Surrounding the cast is Cameron Anderson's wonderful set; by looking at Jim and Laurel's two-bedroom home, the audience immediately gets a sense of their lives, and the carefully placed props perfectly portray the chaos of early parenthood. The split scene with the rooftop adds an additional layer for the audience, giving both further insight to the lives of the characters while maximizing on the single set. Jen Caprio's costumes are perfectly fitting to the characters, and help the audience understand them on a deeper level. Director Kimberly Senior, with the help of Production Stage Manager Megan Stewart Dickert and Assistant Stage Manager Hillary Pfeffer, moves the cast almost effortlessly around the stage and conflicts; the flow of the show feels so natural, it's almost easy to forget they're being directed. In fact, the only sour note in the performance came from the sound design; while the microphones were fine, the sound effects utilized for background action were distractingly ill-placed. Some cues seemed to come from a direction inconsistent with the source (such as the baby's crying), and others came far too early (at one point, a car is heard starting the instant a character steps into the wings). These may be minor issues, but, next to the tighter elements of the show, stood out starkly.
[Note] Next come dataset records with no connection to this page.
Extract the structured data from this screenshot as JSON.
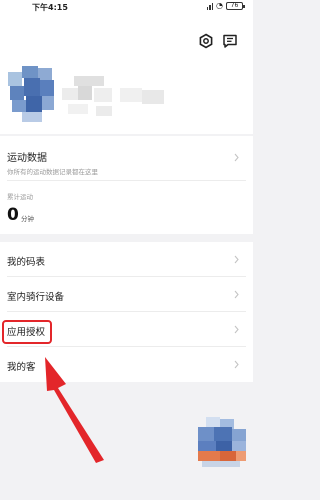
{
  "status_bar": {
    "time": "下午4:15",
    "battery": "76"
  },
  "header": {
    "settings_icon": "hexagon-gear-icon",
    "message_icon": "message-icon"
  },
  "sports_card": {
    "title": "运动数据",
    "subtitle": "你所有的运动数据记录都在这里",
    "stat_label": "累计运动",
    "stat_value": "0",
    "stat_unit": "分钟"
  },
  "menu": {
    "items": [
      {
        "label": "我的码表"
      },
      {
        "label": "室内骑行设备"
      },
      {
        "label": "应用授权"
      },
      {
        "label": "我的客"
      }
    ]
  },
  "colors": {
    "highlight": "#e3262a",
    "background": "#f2f2f4",
    "card": "#ffffff"
  }
}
Overall, Byhalia, Mississippi is a poignant work that speaks to audiences and examines our humanity. And that will resonate with audiences in Washington, DC, Byhalia, Mississippi, and everywhere else.
Byhalia, Mississippi plays at the Kennedy Center's Terrace Theater through July 7. The run time is approximately two hours with one 15-minute intermission. Tickets are available on the Kennedy Center website.
Photos courtesy of Jeremy Daniel.